■ **EXERCISE INSTRUCTIONS**: Leaving out any pictures, print the entries that follow exactly as they stand.
***** SOURCE INFORMATION
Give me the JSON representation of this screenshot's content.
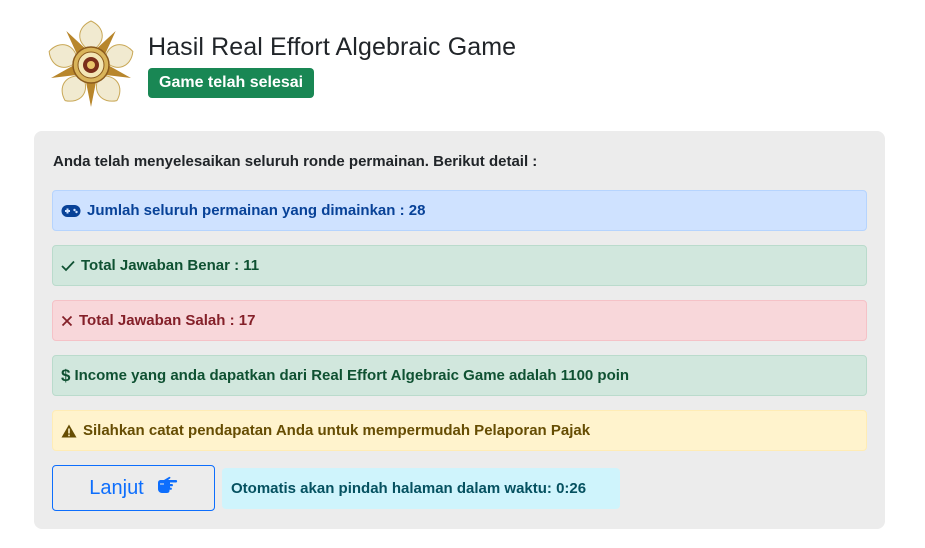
{
  "header": {
    "title": "Hasil Real Effort Algebraic Game",
    "badge": "Game telah selesai",
    "logo_icon": "university-emblem-icon"
  },
  "card": {
    "intro": "Anda telah menyelesaikan seluruh ronde permainan. Berikut detail :",
    "alerts": [
      {
        "icon": "gamepad-icon",
        "text": "Jumlah seluruh permainan yang dimainkan : 28",
        "variant": "primary"
      },
      {
        "icon": "check-icon",
        "text": "Total Jawaban Benar : 11",
        "variant": "success"
      },
      {
        "icon": "x-icon",
        "text": "Total Jawaban Salah : 17",
        "variant": "danger"
      },
      {
        "icon": "dollar-icon",
        "text": "Income yang anda dapatkan dari Real Effort Algebraic Game adalah 1100 poin",
        "variant": "success"
      },
      {
        "icon": "warning-icon",
        "text": "Silahkan catat pendapatan Anda untuk mempermudah Pelaporan Pajak",
        "variant": "warning"
      }
    ],
    "next_button": {
      "label": "Lanjut",
      "icon": "hand-point-right-icon"
    },
    "timer_text": "Otomatis akan pindah halaman dalam waktu: 0:26"
  },
  "colors": {
    "badge": "#198754",
    "primary": "#0d6efd",
    "card_bg": "#ececec"
  }
}
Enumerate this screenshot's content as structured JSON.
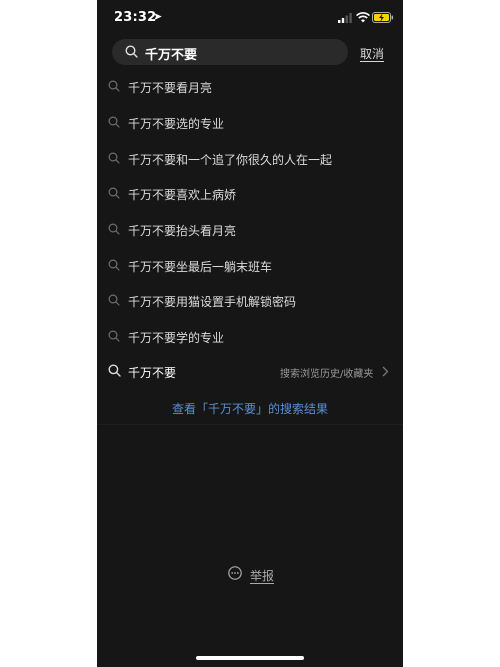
{
  "status_bar": {
    "time": "23:32"
  },
  "search": {
    "query": "千万不要",
    "cancel_label": "取消"
  },
  "suggestions": [
    "千万不要看月亮",
    "千万不要选的专业",
    "千万不要和一个追了你很久的人在一起",
    "千万不要喜欢上病娇",
    "千万不要抬头看月亮",
    "千万不要坐最后一躺末班车",
    "千万不要用猫设置手机解锁密码",
    "千万不要学的专业"
  ],
  "history_row": {
    "label": "千万不要",
    "link": "搜索浏览历史/收藏夹"
  },
  "results_link": "查看「千万不要」的搜索结果",
  "report_label": "举报",
  "colors": {
    "background": "#161616",
    "link": "#5b8fd6",
    "search_field": "#2a2a2a"
  }
}
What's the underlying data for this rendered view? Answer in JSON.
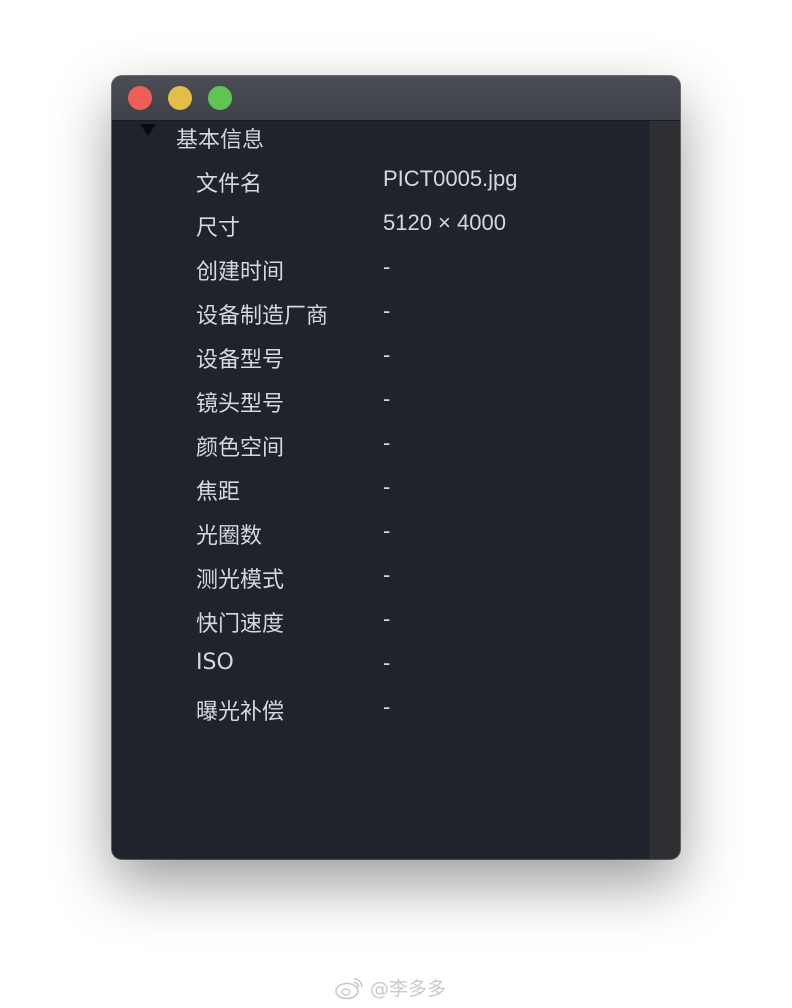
{
  "section": {
    "title": "基本信息"
  },
  "rows": [
    {
      "key": "文件名",
      "value": "PICT0005.jpg"
    },
    {
      "key": "尺寸",
      "value": "5120 × 4000"
    },
    {
      "key": "创建时间",
      "value": "-"
    },
    {
      "key": "设备制造厂商",
      "value": "-"
    },
    {
      "key": "设备型号",
      "value": "-"
    },
    {
      "key": "镜头型号",
      "value": "-"
    },
    {
      "key": "颜色空间",
      "value": "-"
    },
    {
      "key": "焦距",
      "value": "-"
    },
    {
      "key": "光圈数",
      "value": "-"
    },
    {
      "key": "测光模式",
      "value": "-"
    },
    {
      "key": "快门速度",
      "value": "-"
    },
    {
      "key": "ISO",
      "value": "-"
    },
    {
      "key": "曝光补偿",
      "value": "-"
    }
  ],
  "watermark": {
    "text": "@李多多"
  }
}
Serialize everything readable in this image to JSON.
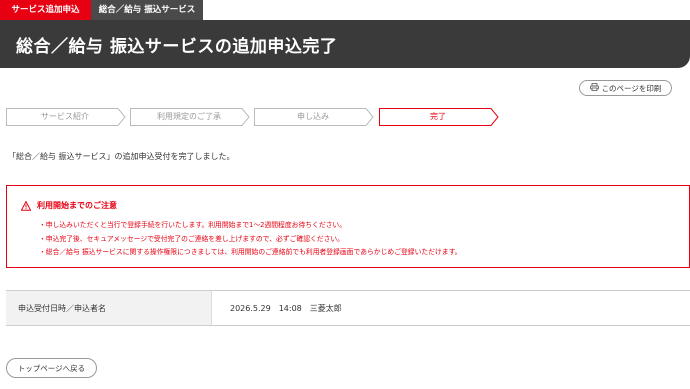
{
  "tabs": {
    "active_label": "サービス追加申込",
    "inactive_label": "総合／給与 振込サービス"
  },
  "header": {
    "title": "総合／給与 振込サービスの追加申込完了"
  },
  "print_button": {
    "icon": "printer-icon",
    "label": "このページを印刷"
  },
  "steps": [
    {
      "label": "サービス紹介",
      "state": "done"
    },
    {
      "label": "利用規定のご了承",
      "state": "done"
    },
    {
      "label": "申し込み",
      "state": "done"
    },
    {
      "label": "完了",
      "state": "current"
    }
  ],
  "message": "「総合／給与 振込サービス」の追加申込受付を完了しました。",
  "notice": {
    "icon": "warning-icon",
    "title": "利用開始までのご注意",
    "items": [
      "申し込みいただくと当行で登録手続を行いたします。利用開始まで1〜2週間程度お待ちください。",
      "申込完了後、セキュアメッセージで受付完了のご連絡を差し上げますので、必ずご確認ください。",
      "総合／給与 振込サービスに関する操作権限につきましては、利用開始のご連絡前でも利用者登録画面であらかじめご登録いただけます。"
    ]
  },
  "info": {
    "label": "申込受付日時／申込者名",
    "date": "2026.5.29",
    "time": "14:08",
    "name": "三菱太郎"
  },
  "top_button": {
    "label": "トップページへ戻る"
  },
  "colors": {
    "accent": "#e60012",
    "header_bg": "#3a3a3a",
    "step_border": "#bbbbbb"
  }
}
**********
■ **SOLUTION FOR THIS EXERCISE**:
Give me the JSON representation of this screenshot's content.
{
  "header": {
    "title": "Hasil Real Effort Algebraic Game",
    "badge": "Game telah selesai",
    "logo_icon": "university-emblem-icon"
  },
  "card": {
    "intro": "Anda telah menyelesaikan seluruh ronde permainan. Berikut detail :",
    "alerts": [
      {
        "icon": "gamepad-icon",
        "text": "Jumlah seluruh permainan yang dimainkan : 28",
        "variant": "primary"
      },
      {
        "icon": "check-icon",
        "text": "Total Jawaban Benar : 11",
        "variant": "success"
      },
      {
        "icon": "x-icon",
        "text": "Total Jawaban Salah : 17",
        "variant": "danger"
      },
      {
        "icon": "dollar-icon",
        "text": "Income yang anda dapatkan dari Real Effort Algebraic Game adalah 1100 poin",
        "variant": "success"
      },
      {
        "icon": "warning-icon",
        "text": "Silahkan catat pendapatan Anda untuk mempermudah Pelaporan Pajak",
        "variant": "warning"
      }
    ],
    "next_button": {
      "label": "Lanjut",
      "icon": "hand-point-right-icon"
    },
    "timer_text": "Otomatis akan pindah halaman dalam waktu: 0:26"
  },
  "colors": {
    "badge": "#198754",
    "primary": "#0d6efd",
    "card_bg": "#ececec"
  }
}
Enumerate this screenshot's content as structured JSON.
{
  "status_bar": {
    "time": "23:32"
  },
  "search": {
    "query": "千万不要",
    "cancel_label": "取消"
  },
  "suggestions": [
    "千万不要看月亮",
    "千万不要选的专业",
    "千万不要和一个追了你很久的人在一起",
    "千万不要喜欢上病娇",
    "千万不要抬头看月亮",
    "千万不要坐最后一躺末班车",
    "千万不要用猫设置手机解锁密码",
    "千万不要学的专业"
  ],
  "history_row": {
    "label": "千万不要",
    "link": "搜索浏览历史/收藏夹"
  },
  "results_link": "查看「千万不要」的搜索结果",
  "report_label": "举报",
  "colors": {
    "background": "#161616",
    "link": "#5b8fd6",
    "search_field": "#2a2a2a"
  }
}
What's the underlying data for this rendered view? Answer in JSON.
{
  "section": {
    "title": "基本信息"
  },
  "rows": [
    {
      "key": "文件名",
      "value": "PICT0005.jpg"
    },
    {
      "key": "尺寸",
      "value": "5120 × 4000"
    },
    {
      "key": "创建时间",
      "value": "-"
    },
    {
      "key": "设备制造厂商",
      "value": "-"
    },
    {
      "key": "设备型号",
      "value": "-"
    },
    {
      "key": "镜头型号",
      "value": "-"
    },
    {
      "key": "颜色空间",
      "value": "-"
    },
    {
      "key": "焦距",
      "value": "-"
    },
    {
      "key": "光圈数",
      "value": "-"
    },
    {
      "key": "测光模式",
      "value": "-"
    },
    {
      "key": "快门速度",
      "value": "-"
    },
    {
      "key": "ISO",
      "value": "-"
    },
    {
      "key": "曝光补偿",
      "value": "-"
    }
  ],
  "watermark": {
    "text": "@李多多"
  }
}
Serialize everything readable in this image to JSON.
{
  "tabs": {
    "active_label": "サービス追加申込",
    "inactive_label": "総合／給与 振込サービス"
  },
  "header": {
    "title": "総合／給与 振込サービスの追加申込完了"
  },
  "print_button": {
    "icon": "printer-icon",
    "label": "このページを印刷"
  },
  "steps": [
    {
      "label": "サービス紹介",
      "state": "done"
    },
    {
      "label": "利用規定のご了承",
      "state": "done"
    },
    {
      "label": "申し込み",
      "state": "done"
    },
    {
      "label": "完了",
      "state": "current"
    }
  ],
  "message": "「総合／給与 振込サービス」の追加申込受付を完了しました。",
  "notice": {
    "icon": "warning-icon",
    "title": "利用開始までのご注意",
    "items": [
      "申し込みいただくと当行で登録手続を行いたします。利用開始まで1〜2週間程度お待ちください。",
      "申込完了後、セキュアメッセージで受付完了のご連絡を差し上げますので、必ずご確認ください。",
      "総合／給与 振込サービスに関する操作権限につきましては、利用開始のご連絡前でも利用者登録画面であらかじめご登録いただけます。"
    ]
  },
  "info": {
    "label": "申込受付日時／申込者名",
    "date": "2026.5.29",
    "time": "14:08",
    "name": "三菱太郎"
  },
  "top_button": {
    "label": "トップページへ戻る"
  },
  "colors": {
    "accent": "#e60012",
    "header_bg": "#3a3a3a",
    "step_border": "#bbbbbb"
  }
}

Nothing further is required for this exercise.